Aldenham Reservoir and Country Park is a 65 acre reservoir with a circular footpath and 175 acres of woods and meadow land. The area also contains adventure playgrounds and rare breeds farm animals. There is angling, a nature trail, horse-riding and a refreshment kiosk. The kiosk is generally open daily from Easter until the end of October and on weekends and school holidays throughout the year. Occasionally the kiosk may close on days of bad weather. However, it may open on fine days in the winter.
Amwell Nature Reserve is a complex of lakes, reedbeds, grassland, scrub and woodland in the Lee Valley, located south of Ware. The lakes were created by sand and gravel extraction between1973 and 1990 by St Albans Sand and Gravel, which then became RMC Aggregates, which in turn was taken over by Cemex.
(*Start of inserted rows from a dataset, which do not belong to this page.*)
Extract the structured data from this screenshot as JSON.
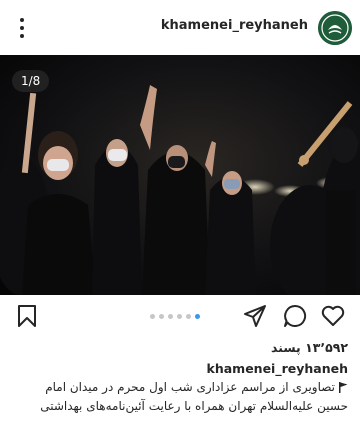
{
  "header": {
    "username": "khamenei_reyhaneh",
    "more_icon": "more-vertical-icon",
    "avatar_icon": "profile-logo-icon"
  },
  "post": {
    "slide_counter": "1/8",
    "slide_index": 1,
    "slide_total": 8,
    "image_subject": "photo"
  },
  "actions": {
    "like_icon": "heart-icon",
    "comment_icon": "comment-icon",
    "share_icon": "send-icon",
    "save_icon": "bookmark-icon",
    "carousel_dots": 6,
    "active_dot": 6,
    "accent_color": "#3897f0"
  },
  "stats": {
    "likes": "۱۳٬۵۹۲ پسند"
  },
  "caption": {
    "username": "khamenei_reyhaneh",
    "flag_icon": "flag-icon",
    "text": "تصاویری از مراسم عزاداری شب اول محرم در میدان امام حسین علیه‌السلام تهران همراه با رعایت آئین‌نامه‌های بهداشتی"
  }
}
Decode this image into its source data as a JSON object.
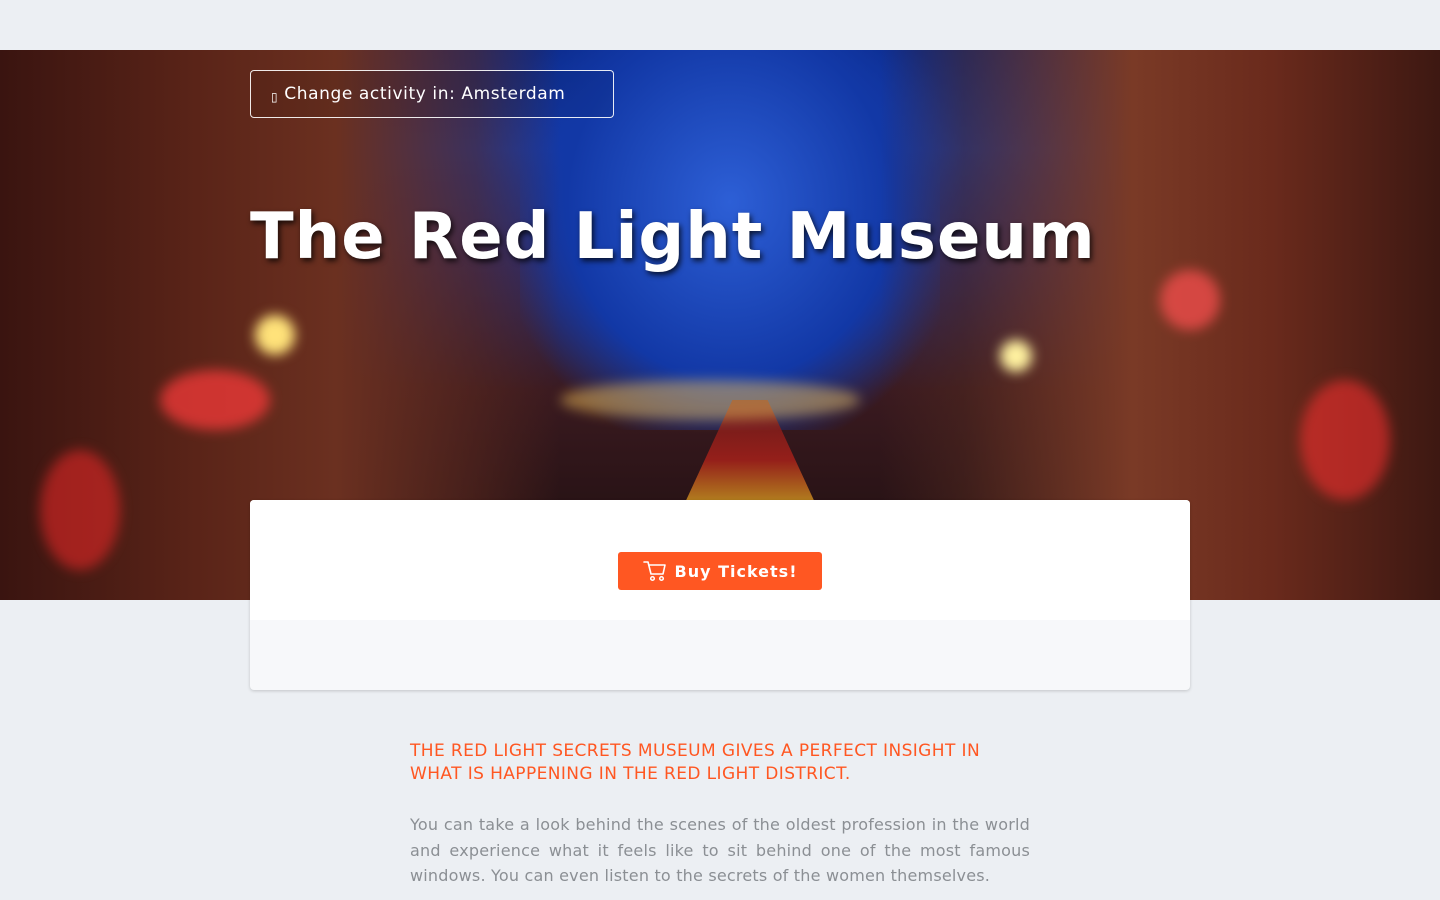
{
  "header": {
    "change_activity_icon": "map-pin-icon",
    "change_activity_glyph": "▯",
    "change_activity_label": "Change activity in: Amsterdam"
  },
  "hero": {
    "title": "The Red Light Museum",
    "image_subject": "amsterdam-red-light-district-canal-at-night"
  },
  "booking": {
    "buy_icon": "shopping-cart-icon",
    "buy_label": "Buy Tickets!"
  },
  "intro": {
    "heading": "THE RED LIGHT SECRETS MUSEUM GIVES A PERFECT INSIGHT IN WHAT IS HAPPENING IN THE RED LIGHT DISTRICT.",
    "body": "You can take a look behind the scenes of the oldest profession in the world and experience what it feels like to sit behind one of the most famous windows. You can even listen to the secrets of the women themselves."
  },
  "colors": {
    "accent": "#ff5722",
    "page_background": "#eceff3",
    "body_text": "#8b8f94"
  }
}
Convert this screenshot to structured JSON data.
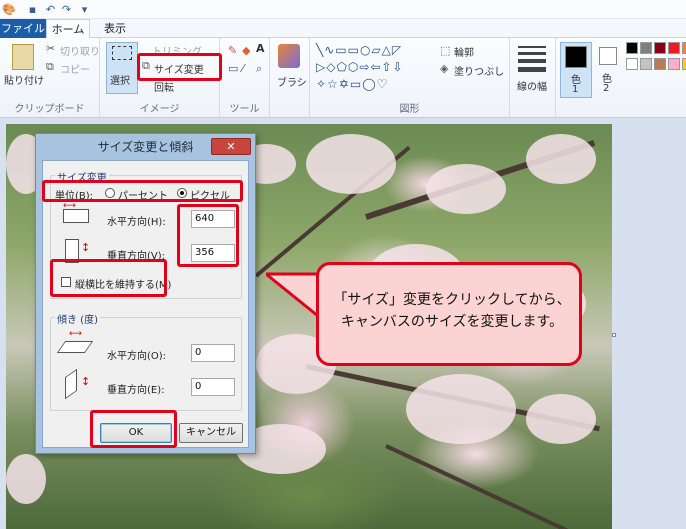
{
  "ribbon_tabs": {
    "file": "ファイル",
    "home": "ホーム",
    "view": "表示"
  },
  "clipboard": {
    "paste": "貼り付け",
    "cut": "切り取り",
    "copy": "コピー",
    "label": "クリップボード"
  },
  "image": {
    "select": "選択",
    "resize": "サイズ変更",
    "crop": "トリミング",
    "rotate": "回転",
    "label": "イメージ"
  },
  "tools": {
    "label": "ツール",
    "text_icon": "A"
  },
  "brush": {
    "label": "ブラシ"
  },
  "shapes": {
    "outline": "輪郭",
    "fill": "塗りつぶし",
    "label": "図形"
  },
  "line_width": {
    "label": "線の幅"
  },
  "color1": {
    "label": "色",
    "num": "1"
  },
  "color2": {
    "label": "色",
    "num": "2"
  },
  "palette": [
    "#000000",
    "#7f7f7f",
    "#880015",
    "#ed1c24",
    "#ff7f27",
    "#ffffff",
    "#c3c3c3",
    "#b97a57",
    "#ffaec9",
    "#ffc90e"
  ],
  "dialog": {
    "title": "サイズ変更と傾斜",
    "resize_section": "サイズ変更",
    "unit_label": "単位(B):",
    "unit_percent": "パーセント",
    "unit_pixel": "ピクセル",
    "unit_selected": "pixel",
    "horizontal_label": "水平方向(H):",
    "horizontal_value": "640",
    "vertical_label": "垂直方向(V):",
    "vertical_value": "356",
    "aspect_label": "縦横比を維持する(M)",
    "aspect_checked": false,
    "skew_section": "傾き (度)",
    "skew_h_label": "水平方向(O):",
    "skew_h_value": "0",
    "skew_v_label": "垂直方向(E):",
    "skew_v_value": "0",
    "ok": "OK",
    "cancel": "キャンセル"
  },
  "callout": {
    "line1": "「サイズ」変更をクリックしてから、",
    "line2": "キャンバスのサイズを変更します。"
  },
  "accent": "#e3001b",
  "tab_file_color": "#1b5ea8"
}
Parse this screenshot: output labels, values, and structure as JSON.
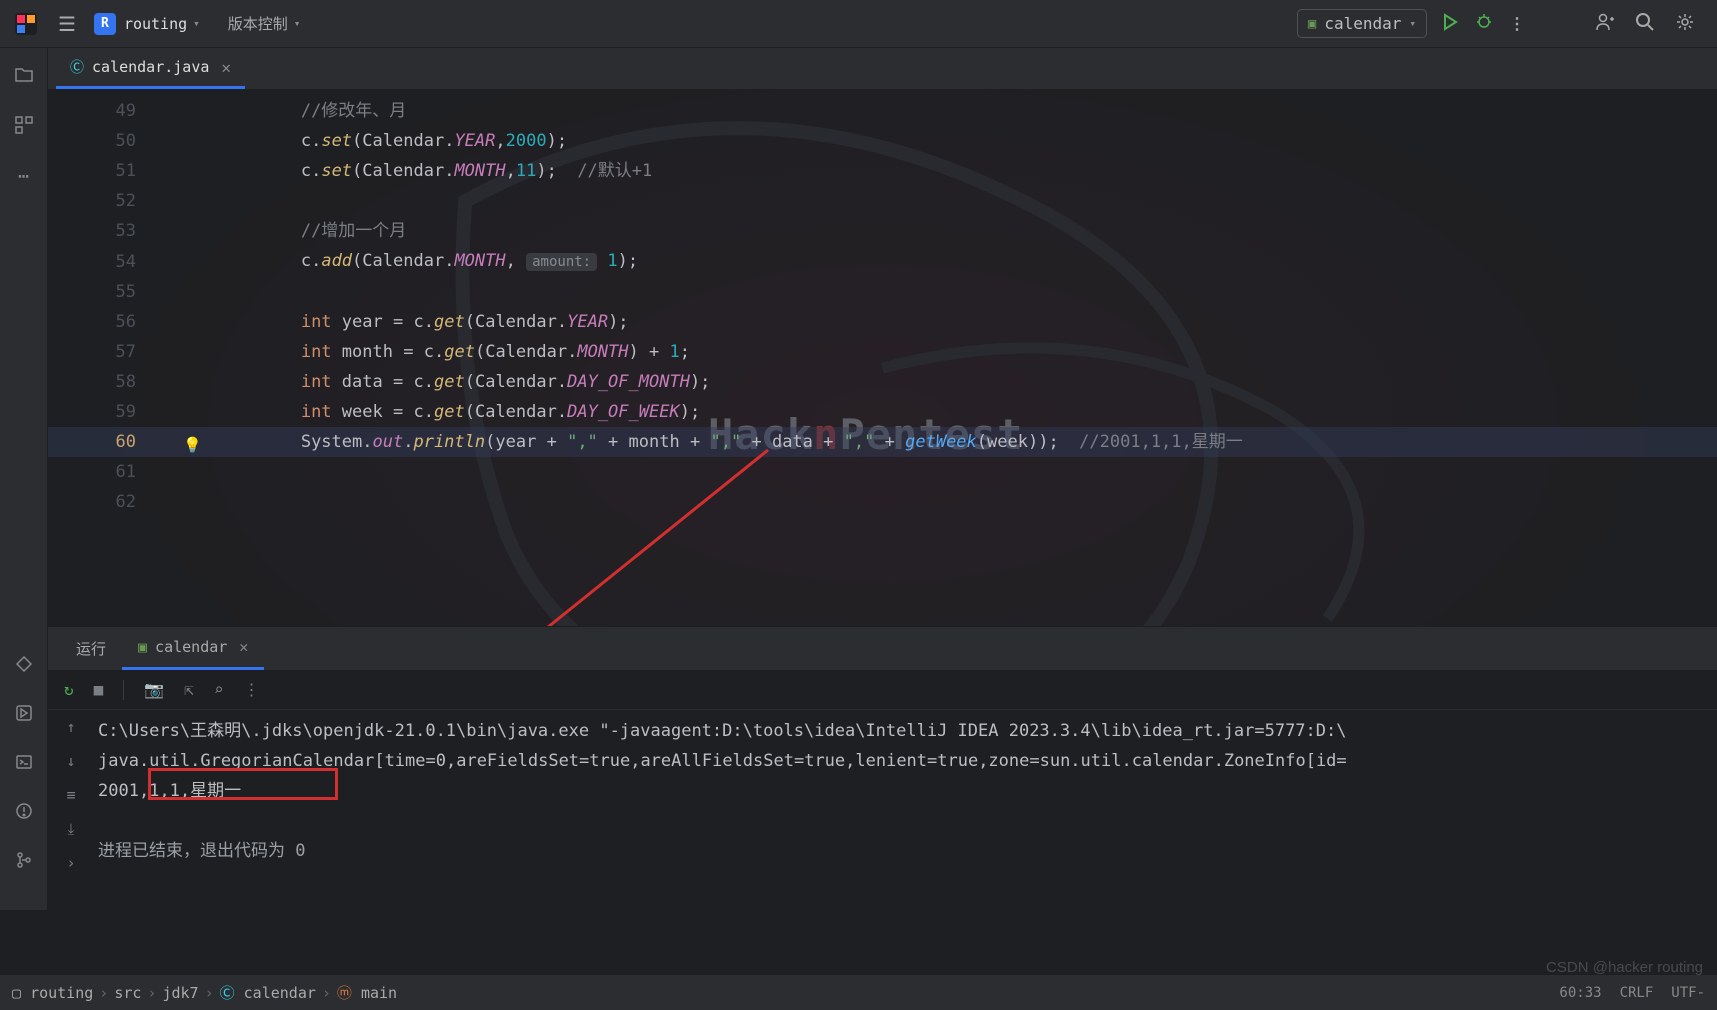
{
  "titlebar": {
    "project_badge": "R",
    "project_name": "routing",
    "vc_label": "版本控制",
    "run_config": "calendar"
  },
  "file_tab": {
    "name": "calendar.java"
  },
  "code": {
    "lines": [
      {
        "n": "49",
        "cls": ""
      },
      {
        "n": "50",
        "cls": ""
      },
      {
        "n": "51",
        "cls": ""
      },
      {
        "n": "52",
        "cls": ""
      },
      {
        "n": "53",
        "cls": ""
      },
      {
        "n": "54",
        "cls": ""
      },
      {
        "n": "55",
        "cls": ""
      },
      {
        "n": "56",
        "cls": ""
      },
      {
        "n": "57",
        "cls": ""
      },
      {
        "n": "58",
        "cls": ""
      },
      {
        "n": "59",
        "cls": ""
      },
      {
        "n": "60",
        "cls": "cur"
      },
      {
        "n": "61",
        "cls": ""
      },
      {
        "n": "62",
        "cls": ""
      }
    ],
    "comment_49": "//修改年、月",
    "comment_51b": "//默认+1",
    "comment_53": "//增加一个月",
    "hint_amount": "amount:",
    "comment_60": "//2001,1,1,星期一",
    "t50_set": "set",
    "t50_cal": "Calendar",
    "t50_year": "YEAR",
    "t50_v": "2000",
    "t51_set": "set",
    "t51_cal": "Calendar",
    "t51_month": "MONTH",
    "t51_v": "11",
    "t54_add": "add",
    "t54_cal": "Calendar",
    "t54_month": "MONTH",
    "t54_v": "1",
    "t56_int": "int",
    "t56_var": "year",
    "t56_get": "get",
    "t56_cal": "Calendar",
    "t56_f": "YEAR",
    "t57_int": "int",
    "t57_var": "month",
    "t57_get": "get",
    "t57_cal": "Calendar",
    "t57_f": "MONTH",
    "t57_plus": " + ",
    "t57_one": "1",
    "t58_int": "int",
    "t58_var": "data",
    "t58_get": "get",
    "t58_cal": "Calendar",
    "t58_f": "DAY_OF_MONTH",
    "t59_int": "int",
    "t59_var": "week",
    "t59_get": "get",
    "t59_cal": "Calendar",
    "t59_f": "DAY_OF_WEEK",
    "t60_sys": "System",
    "t60_out": "out",
    "t60_pl": "println",
    "t60_y": "year",
    "t60_c": "\",\"",
    "t60_m": "month",
    "t60_d": "data",
    "t60_gw": "getWeek",
    "t60_w": "week"
  },
  "watermark_brand_a": "Hack",
  "watermark_brand_b": "n",
  "watermark_brand_c": "Pentest",
  "console_tabs": {
    "run": "运行",
    "active": "calendar"
  },
  "console": {
    "line1": "C:\\Users\\王森明\\.jdks\\openjdk-21.0.1\\bin\\java.exe \"-javaagent:D:\\tools\\idea\\IntelliJ IDEA 2023.3.4\\lib\\idea_rt.jar=5777:D:\\",
    "line2": "java.util.GregorianCalendar[time=0,areFieldsSet=true,areAllFieldsSet=true,lenient=true,zone=sun.util.calendar.ZoneInfo[id=",
    "line3": "2001,1,1,星期一",
    "line4": "进程已结束，退出代码为 0"
  },
  "breadcrumb": {
    "p1": "routing",
    "p2": "src",
    "p3": "jdk7",
    "p4": "calendar",
    "p5": "main"
  },
  "status": {
    "pos": "60:33",
    "sep": "CRLF",
    "enc": "UTF-"
  },
  "corner_wm": "CSDN @hacker routing"
}
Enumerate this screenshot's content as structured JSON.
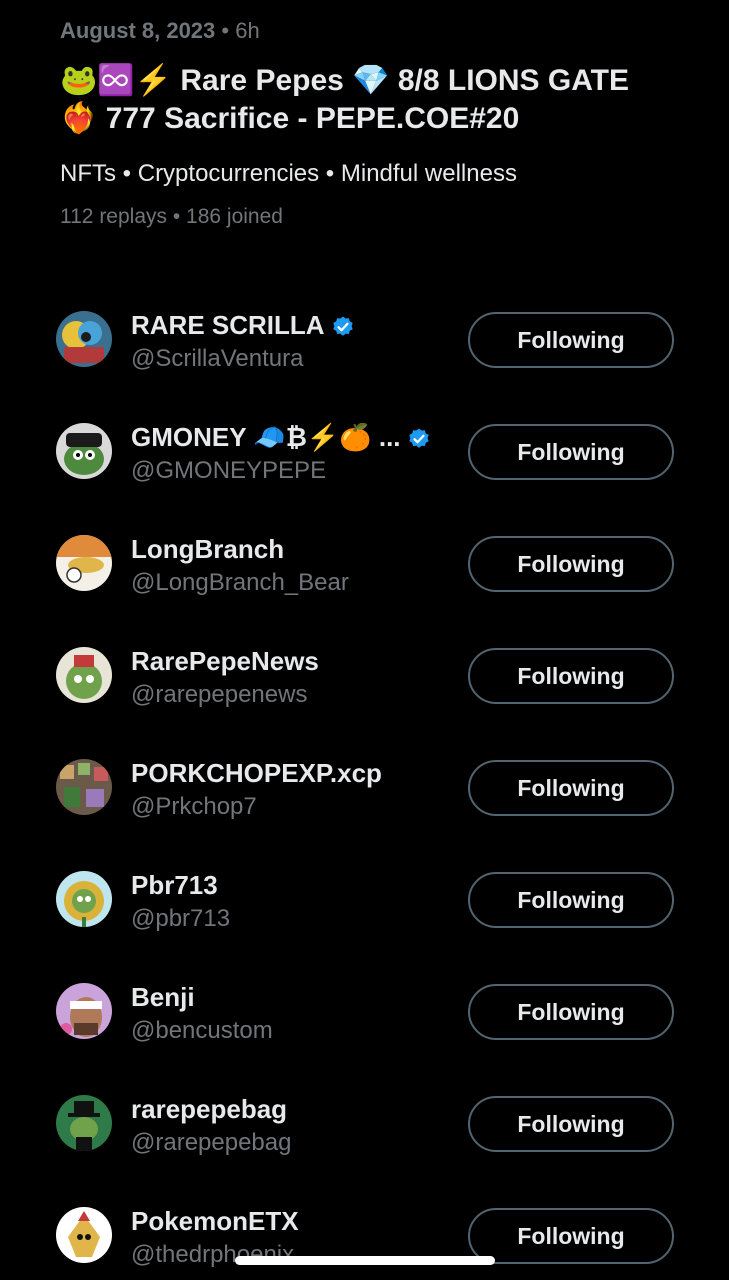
{
  "space": {
    "date": "August 8, 2023",
    "separator": " • ",
    "age": "6h",
    "title": "🐸♾️⚡️ Rare Pepes 💎 8/8 LIONS GATE ❤️‍🔥 777 Sacrifice - PEPE.COE#20",
    "topics": "NFTs • Cryptocurrencies • Mindful wellness",
    "stats": "112 replays • 186 joined"
  },
  "colors": {
    "background": "#000000",
    "primary_text": "#e7e9ea",
    "secondary_text": "#71767b",
    "verified_blue": "#1d9bf0",
    "button_border": "#536471"
  },
  "participants": [
    {
      "name": "RARE SCRILLA",
      "handle": "@ScrillaVentura",
      "verified": true,
      "button": "Following",
      "avatar_icon": "avatar-scrilla"
    },
    {
      "name": "GMONEY 🧢₿⚡️🍊 ...",
      "handle": "@GMONEYPEPE",
      "verified": true,
      "button": "Following",
      "avatar_icon": "avatar-gmoney"
    },
    {
      "name": "LongBranch",
      "handle": "@LongBranch_Bear",
      "verified": false,
      "button": "Following",
      "avatar_icon": "avatar-longbranch"
    },
    {
      "name": "RarePepeNews",
      "handle": "@rarepepenews",
      "verified": false,
      "button": "Following",
      "avatar_icon": "avatar-rarepepenews"
    },
    {
      "name": "PORKCHOPEXP.xcp",
      "handle": "@Prkchop7",
      "verified": false,
      "button": "Following",
      "avatar_icon": "avatar-porkchop"
    },
    {
      "name": "Pbr713",
      "handle": "@pbr713",
      "verified": false,
      "button": "Following",
      "avatar_icon": "avatar-pbr713"
    },
    {
      "name": "Benji",
      "handle": "@bencustom",
      "verified": false,
      "button": "Following",
      "avatar_icon": "avatar-benji"
    },
    {
      "name": "rarepepebag",
      "handle": "@rarepepebag",
      "verified": false,
      "button": "Following",
      "avatar_icon": "avatar-rarepepebag"
    },
    {
      "name": "PokemonETX",
      "handle": "@thedrphoenix",
      "verified": false,
      "button": "Following",
      "avatar_icon": "avatar-pokemonetx"
    }
  ]
}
Cemex continued ownership until December 2006 when it was bought by Herts and Middx Wildlife Trust, which will ensure that its status as one of the best birding sites in Hertfordshire will be safeguarded for the future.
Cassiobury Park is a 77 hectare (190 acre) area of grassland and woodland west of Watford town centre with the River Gade and Grand Union Canal flowing through it at its western end.
The map below shows the name of the numerous gravel pits that exist in the lower Lee Valley area, places where parking is available in the area and the Hertfordshire/Essex county boundary.
Located on the south side of Croxley Green beyond the urban sprawl, lies a 100 Acre reserve that provides a habitat rich in birdlife throughout the year.
East Hyde is one of the few easily accessible areas of water meadow along this stretch of the Upper Lea Valley. Situated on the Hertfordshire/Bedfordshire border the area can be reached along the B653, Lower Luton Road and is approximately 1.5 miles north-west of Batford and 4 miles south-east of Luton (TL 129172). A map can be found here.
The Woodland Trust's Heartwood Forest is impressive, 345 Ha (850 acres) of newly planted trees and open grassland, plus some existing old woodland, located on both sides of the B651 road between Sandridge and Wheathampstead.
Nomansland Common borders Heartwood to the north, it is managed by St Albans Council.
King’s Meads, between Hertford and Ware, are the largest remaining grazed riverside flood meadows in Hertfordshire, covering 96 hectares or 237 acres. The rivers and ditches, which criss-cross the site, traditionally flooded the flat land although, due to falling water levels, this now happens less often than in the past. However, ditch restoration and the maintenance of a system of sluices is gradually restoring the water levels to the meadows during the winter months.
Maple Lodge Nature Reserve at Maple Cross reopened on Easter Sunday after a period of closure. Maple Lodge remains a members only reserve.
Maple Lodge is a wonderful 40 acre nature reserve consisting of lakes, marsh, hedgerows and wooded plantation. The reserve is in Maple Cross near junction 17 of the M25 (see the Lodge Map page for location details). It can be accessed by members any time of the year. Details regarding membership and access can be found on their website Maple Lodge Conservation Society, enquiries about membership telephone? 07580 535986.
Tring Reservoirs attract all kinds of wildlife and are recognised as one of the best sites in the region for wintering wildfowl. The reed beds hold breeding warblers and Reed Buntings in the summer and one of the largest heronries in Herts is at Wilstone Reservoir. Autumn and spring migration can bring in some exciting birds, however Tring Reservoirs are worth a visit at any time of year.
The Tyttenhanger area is one of the best places in Hertfordshire to see a wide variety of bird species, including wetland specialists. The site comprioses an area of active and restored gravel pits and woodland between London Colney and Colney Heath. There is plenty of other wildlife around too.
Verulamium Park is a large park situated on the south west side of the city of St Albans. The park and the lake were created in the 1930s from what was at the time agricultural land. Most of the park lies within the walls of the Roman town of Verulamium and some of the walls can still be seen within the park. The Verulamium museum devoted to everyday life in Roman Britain is found at the North West end of the park at TL137073.